However, much can also be achieved on a one-to-one basis. I would look in detail at responses children have given in tests and how these could be improved. I would look at mark schemes and examiners’ reports. What is the very best way of securing three marks out of three on this question? How should you present the workings on this mathematics question to get the most marks? How should I plan this long piece of writing, faced with a blank sheet of paper?

I would be happy to discuss with parents how I can help their children face up to SATs with confidence, and calm, so they can do their best.

English: How I can help at primary level

My initial approach would be to have a discussion with you about the issues facing your child. Ideally, I would then look through some of their recent work to discover their strengths and weakness. They might have issues moving from simple to compound sentences, or from compound to complex sentences.

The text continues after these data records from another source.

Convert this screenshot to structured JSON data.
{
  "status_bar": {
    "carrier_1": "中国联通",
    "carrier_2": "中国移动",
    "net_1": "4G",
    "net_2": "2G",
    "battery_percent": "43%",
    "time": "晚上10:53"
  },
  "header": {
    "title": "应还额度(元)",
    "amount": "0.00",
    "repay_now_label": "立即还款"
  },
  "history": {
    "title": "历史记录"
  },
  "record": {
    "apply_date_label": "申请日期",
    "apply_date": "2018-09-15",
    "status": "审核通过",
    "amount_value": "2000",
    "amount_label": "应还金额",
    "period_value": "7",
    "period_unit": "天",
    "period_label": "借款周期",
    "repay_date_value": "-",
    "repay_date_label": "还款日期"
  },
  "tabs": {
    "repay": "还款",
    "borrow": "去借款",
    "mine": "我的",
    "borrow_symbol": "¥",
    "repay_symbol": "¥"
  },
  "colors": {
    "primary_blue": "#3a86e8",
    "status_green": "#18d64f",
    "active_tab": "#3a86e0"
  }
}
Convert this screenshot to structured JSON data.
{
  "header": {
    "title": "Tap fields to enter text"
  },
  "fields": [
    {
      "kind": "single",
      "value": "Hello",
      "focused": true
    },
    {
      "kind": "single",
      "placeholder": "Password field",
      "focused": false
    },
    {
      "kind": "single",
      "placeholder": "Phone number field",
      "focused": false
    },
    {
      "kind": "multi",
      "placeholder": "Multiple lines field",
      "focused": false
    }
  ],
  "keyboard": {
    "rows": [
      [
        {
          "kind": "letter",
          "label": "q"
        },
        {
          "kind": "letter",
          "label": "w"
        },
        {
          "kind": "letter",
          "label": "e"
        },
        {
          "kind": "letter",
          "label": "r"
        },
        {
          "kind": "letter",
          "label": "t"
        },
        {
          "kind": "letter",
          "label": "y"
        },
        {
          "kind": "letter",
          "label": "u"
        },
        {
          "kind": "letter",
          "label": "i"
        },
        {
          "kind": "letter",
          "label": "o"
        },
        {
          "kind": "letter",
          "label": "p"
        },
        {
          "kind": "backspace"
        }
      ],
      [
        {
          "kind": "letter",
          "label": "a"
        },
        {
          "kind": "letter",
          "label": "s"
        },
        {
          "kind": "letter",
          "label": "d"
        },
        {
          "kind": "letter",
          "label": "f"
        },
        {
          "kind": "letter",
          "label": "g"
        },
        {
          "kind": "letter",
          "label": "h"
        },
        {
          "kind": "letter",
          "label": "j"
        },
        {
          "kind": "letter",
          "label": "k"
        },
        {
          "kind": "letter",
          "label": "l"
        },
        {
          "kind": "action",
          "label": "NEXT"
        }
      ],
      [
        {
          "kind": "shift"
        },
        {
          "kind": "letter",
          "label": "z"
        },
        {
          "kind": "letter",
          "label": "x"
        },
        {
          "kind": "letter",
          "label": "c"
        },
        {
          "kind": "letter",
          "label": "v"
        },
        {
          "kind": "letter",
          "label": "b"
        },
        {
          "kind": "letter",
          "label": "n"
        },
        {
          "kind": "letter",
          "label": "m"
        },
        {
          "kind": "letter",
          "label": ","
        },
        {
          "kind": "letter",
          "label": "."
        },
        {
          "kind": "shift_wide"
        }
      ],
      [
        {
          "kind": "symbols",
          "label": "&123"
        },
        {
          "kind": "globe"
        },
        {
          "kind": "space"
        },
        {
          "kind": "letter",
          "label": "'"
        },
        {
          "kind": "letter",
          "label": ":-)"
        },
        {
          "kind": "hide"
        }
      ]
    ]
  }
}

Other issues might include spelling, punctuation or general grammar. They might need to focus on using more connectives, or adverbs, or working on their descriptive skills.

I would look at the requirements of their particular National Curriculum level and design work, which we would do together, to support them. I might also look at end-of-term or end-of-year tests (for instance in shorter or longer writing) and then model an approach to answering the question. We might do the plan together and then discuss how to transfer this to a written paragraph.

If there is a particular topic or issue which your child is covering at school, I could offer support in our 45-minute sessions. Hopefully, this would transfer to greater confidence and achievement in the classroom.

My aim would be to support the work of the class teacher and to complement whatever was going on in the classroom. I hope this would help!

Answering a GCSE English question

The question is: Write an entry for your blog about your favourite time of year. (16 marks)

Aah summer. I just can’t wait. Imagine those long, warm evenings sitting on the boundary watching a game of cricket gently unfold. Shouts. Laughter. The occasional moment of excitement. My son grabs a catch, an appeal is turned down: but it’s not really about the game. It’s about the feeling. Somehow, worries melt away and the drudge of work becomes a faint glimmer, outshone by the brilliance of sunshine and blue skies. Calm descends and, as the evening light eventually fades, even the darkness cannot overcome the simple joy of summer.

The sense of enjoyment continues: perhaps there are television highlights of the Test Match to watch. Maybe there is the chance to catch a game live, as long as the weather holds. Best of all, though, is the playing – taking on my son.

We haul the wickets to the rugger field and set up our mini-game. Real ball, real bat – and, as the young terror turns teenager, so the pace of the ball quickens. Some I see, some I don’t, but the days of letting him win or offering up steepling, but simple, catches are long gone. This is a battle to the death, a matter of survival. It’s either him or me: and these days, much to my emerging pride, it is almost always him.

What a privilege to witness his growing bravado, his genuine pace and his towering, angry strikes when facing my throw-downs. How much longer will I be competent enough to even stand up to the bombardment of vicious deliveries which he subjects me to?

It seems like long ago now, when summer nights meant knockabout matches in the back garden. Endless searches for missing tennis balls saw us groping through trampled foliage, poking among harsh branches in our beech hedge, or constructing increasingly ambitious structures with picnic chairs and brooms to reach over to next door.

Almost imperceptibly, something changed.

His shots were suddenly hitting the middle of the bat. I was having to dive this way and that not to catch the ball – but to avoid it! Thrilling drives were banging into windows and prompting shouts from within. The shed was cleared in one hit, the roof was reached: and the only target left was to strike a ball clean over the entire house.

I miss those days. I miss pretending to be famous players. I miss the comradeship and mock anger when we blamed each other for losing the ball. But I know everything changes. One summer is never like another. We grow older together. We can hang on to the past only in our recollections. We can comfort each other with the thought that next summer could be the best ever.

It will be the best ever.